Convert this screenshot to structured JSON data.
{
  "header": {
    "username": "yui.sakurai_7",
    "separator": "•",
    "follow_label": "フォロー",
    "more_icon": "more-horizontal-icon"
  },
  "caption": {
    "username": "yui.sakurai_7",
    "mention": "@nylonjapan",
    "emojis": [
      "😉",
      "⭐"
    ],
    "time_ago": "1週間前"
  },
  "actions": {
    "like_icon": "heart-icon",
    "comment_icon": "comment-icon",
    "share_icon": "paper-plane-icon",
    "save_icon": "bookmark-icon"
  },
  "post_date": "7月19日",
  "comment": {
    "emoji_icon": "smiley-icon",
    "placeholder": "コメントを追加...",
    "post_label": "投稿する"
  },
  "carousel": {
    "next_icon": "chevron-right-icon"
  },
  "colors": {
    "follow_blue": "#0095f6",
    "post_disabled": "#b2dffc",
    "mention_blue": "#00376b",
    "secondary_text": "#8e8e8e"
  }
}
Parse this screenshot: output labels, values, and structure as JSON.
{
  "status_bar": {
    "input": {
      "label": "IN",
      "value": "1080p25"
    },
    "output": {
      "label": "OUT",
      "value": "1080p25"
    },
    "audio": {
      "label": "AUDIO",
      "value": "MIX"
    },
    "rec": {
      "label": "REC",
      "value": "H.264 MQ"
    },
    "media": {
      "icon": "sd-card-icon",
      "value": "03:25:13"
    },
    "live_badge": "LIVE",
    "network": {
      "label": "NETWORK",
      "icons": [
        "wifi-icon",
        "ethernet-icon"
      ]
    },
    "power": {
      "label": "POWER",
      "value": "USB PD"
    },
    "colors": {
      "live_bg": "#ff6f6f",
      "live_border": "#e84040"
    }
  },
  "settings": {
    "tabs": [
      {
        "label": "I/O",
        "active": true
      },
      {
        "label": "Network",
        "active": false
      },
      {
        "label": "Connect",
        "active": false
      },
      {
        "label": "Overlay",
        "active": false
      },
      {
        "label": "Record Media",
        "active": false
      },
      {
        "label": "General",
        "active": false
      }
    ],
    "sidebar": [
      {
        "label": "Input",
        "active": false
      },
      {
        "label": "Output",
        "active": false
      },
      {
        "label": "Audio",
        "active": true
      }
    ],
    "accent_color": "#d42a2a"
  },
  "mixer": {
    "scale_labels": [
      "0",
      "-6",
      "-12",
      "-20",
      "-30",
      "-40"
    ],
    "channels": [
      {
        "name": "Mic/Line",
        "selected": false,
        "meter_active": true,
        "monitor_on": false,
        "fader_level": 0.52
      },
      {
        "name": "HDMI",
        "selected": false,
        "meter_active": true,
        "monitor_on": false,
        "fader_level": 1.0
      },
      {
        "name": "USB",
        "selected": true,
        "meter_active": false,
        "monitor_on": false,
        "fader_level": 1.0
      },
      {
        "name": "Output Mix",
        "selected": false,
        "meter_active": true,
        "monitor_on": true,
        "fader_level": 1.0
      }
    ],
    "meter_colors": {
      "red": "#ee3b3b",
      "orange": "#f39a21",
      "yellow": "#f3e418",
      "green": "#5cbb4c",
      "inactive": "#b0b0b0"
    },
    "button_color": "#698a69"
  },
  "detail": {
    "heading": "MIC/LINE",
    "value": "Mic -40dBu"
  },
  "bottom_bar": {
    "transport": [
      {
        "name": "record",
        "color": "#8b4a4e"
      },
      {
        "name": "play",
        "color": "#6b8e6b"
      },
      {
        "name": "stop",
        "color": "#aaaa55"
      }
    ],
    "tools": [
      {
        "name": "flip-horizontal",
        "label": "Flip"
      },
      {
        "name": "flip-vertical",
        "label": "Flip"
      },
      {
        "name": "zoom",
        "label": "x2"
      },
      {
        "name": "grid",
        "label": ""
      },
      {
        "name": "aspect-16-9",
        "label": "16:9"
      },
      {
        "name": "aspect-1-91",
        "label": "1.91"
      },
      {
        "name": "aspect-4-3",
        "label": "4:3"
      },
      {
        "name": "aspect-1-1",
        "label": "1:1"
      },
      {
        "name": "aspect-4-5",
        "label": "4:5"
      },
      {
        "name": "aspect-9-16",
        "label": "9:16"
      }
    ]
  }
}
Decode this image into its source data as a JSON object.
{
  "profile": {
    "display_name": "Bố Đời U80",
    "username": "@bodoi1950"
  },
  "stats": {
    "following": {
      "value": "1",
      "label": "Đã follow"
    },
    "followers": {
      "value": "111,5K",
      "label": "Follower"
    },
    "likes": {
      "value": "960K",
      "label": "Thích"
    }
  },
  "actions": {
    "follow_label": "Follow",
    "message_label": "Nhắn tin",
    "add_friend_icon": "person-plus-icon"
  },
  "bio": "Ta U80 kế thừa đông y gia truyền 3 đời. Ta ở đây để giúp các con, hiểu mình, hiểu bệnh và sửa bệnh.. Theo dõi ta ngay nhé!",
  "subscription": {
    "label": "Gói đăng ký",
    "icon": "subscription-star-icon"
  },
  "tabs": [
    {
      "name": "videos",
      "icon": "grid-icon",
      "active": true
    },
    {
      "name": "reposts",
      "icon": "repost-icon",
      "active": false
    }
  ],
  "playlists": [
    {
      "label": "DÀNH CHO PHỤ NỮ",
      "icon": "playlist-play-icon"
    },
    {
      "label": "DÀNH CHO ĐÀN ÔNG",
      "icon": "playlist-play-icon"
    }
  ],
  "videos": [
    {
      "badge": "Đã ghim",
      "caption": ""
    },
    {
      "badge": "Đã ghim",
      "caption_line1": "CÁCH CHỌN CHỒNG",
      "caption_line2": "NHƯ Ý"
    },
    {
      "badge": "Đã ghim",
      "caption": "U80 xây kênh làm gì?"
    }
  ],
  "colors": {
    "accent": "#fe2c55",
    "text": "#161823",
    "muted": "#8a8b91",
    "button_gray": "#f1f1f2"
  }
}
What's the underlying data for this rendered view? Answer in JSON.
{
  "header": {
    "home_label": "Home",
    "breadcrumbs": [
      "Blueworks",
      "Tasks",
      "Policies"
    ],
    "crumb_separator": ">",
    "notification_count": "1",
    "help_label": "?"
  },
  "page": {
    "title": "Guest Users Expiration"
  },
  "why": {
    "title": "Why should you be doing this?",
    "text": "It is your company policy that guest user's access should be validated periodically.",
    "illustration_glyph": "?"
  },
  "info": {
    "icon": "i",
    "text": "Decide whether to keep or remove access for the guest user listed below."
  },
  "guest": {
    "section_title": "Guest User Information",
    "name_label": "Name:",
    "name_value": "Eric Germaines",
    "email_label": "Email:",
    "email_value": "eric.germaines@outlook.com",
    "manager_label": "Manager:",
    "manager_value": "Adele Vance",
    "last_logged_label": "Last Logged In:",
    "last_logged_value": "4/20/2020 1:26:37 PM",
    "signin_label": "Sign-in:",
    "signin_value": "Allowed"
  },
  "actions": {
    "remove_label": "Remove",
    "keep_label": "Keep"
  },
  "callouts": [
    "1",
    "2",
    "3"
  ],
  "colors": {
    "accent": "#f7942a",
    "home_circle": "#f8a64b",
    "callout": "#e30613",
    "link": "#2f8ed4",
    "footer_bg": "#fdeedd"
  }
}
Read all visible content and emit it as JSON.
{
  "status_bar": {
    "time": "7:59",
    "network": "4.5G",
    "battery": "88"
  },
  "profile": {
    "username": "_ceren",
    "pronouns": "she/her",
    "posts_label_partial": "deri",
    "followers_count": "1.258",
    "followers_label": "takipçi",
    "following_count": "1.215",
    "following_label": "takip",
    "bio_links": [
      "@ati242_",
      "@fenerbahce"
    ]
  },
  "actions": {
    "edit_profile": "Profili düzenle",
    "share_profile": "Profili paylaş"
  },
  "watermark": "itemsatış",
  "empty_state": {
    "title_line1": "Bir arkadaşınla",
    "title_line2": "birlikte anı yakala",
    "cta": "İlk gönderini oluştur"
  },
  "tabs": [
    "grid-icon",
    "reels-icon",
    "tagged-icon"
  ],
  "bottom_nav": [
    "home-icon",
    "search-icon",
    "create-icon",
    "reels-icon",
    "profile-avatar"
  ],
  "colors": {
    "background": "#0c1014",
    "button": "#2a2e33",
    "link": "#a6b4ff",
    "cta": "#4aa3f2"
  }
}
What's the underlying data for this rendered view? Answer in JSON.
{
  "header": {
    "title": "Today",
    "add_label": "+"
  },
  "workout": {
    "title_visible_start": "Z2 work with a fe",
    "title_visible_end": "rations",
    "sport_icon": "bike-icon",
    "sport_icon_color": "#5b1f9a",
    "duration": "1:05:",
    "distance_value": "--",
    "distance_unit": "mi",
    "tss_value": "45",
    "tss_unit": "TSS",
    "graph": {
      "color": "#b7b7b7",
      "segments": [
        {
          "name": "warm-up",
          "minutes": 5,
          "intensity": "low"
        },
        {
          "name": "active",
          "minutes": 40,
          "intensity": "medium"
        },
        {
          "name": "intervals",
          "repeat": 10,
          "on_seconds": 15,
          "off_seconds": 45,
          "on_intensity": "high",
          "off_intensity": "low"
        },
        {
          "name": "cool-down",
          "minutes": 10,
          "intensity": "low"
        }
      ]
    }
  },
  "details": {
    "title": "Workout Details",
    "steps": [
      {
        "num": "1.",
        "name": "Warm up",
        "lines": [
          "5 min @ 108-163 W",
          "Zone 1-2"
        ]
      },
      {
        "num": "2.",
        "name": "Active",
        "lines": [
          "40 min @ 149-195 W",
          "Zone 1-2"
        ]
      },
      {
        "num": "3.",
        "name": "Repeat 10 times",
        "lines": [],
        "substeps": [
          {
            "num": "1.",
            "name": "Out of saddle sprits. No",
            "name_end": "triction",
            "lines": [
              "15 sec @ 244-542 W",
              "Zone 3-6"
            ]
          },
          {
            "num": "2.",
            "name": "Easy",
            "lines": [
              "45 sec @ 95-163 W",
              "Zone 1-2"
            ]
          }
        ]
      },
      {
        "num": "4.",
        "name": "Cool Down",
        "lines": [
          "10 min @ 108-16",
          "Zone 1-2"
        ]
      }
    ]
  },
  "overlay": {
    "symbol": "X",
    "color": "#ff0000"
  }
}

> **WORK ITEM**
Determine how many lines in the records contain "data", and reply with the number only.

> **SOLUTION TO THIS TASK**
4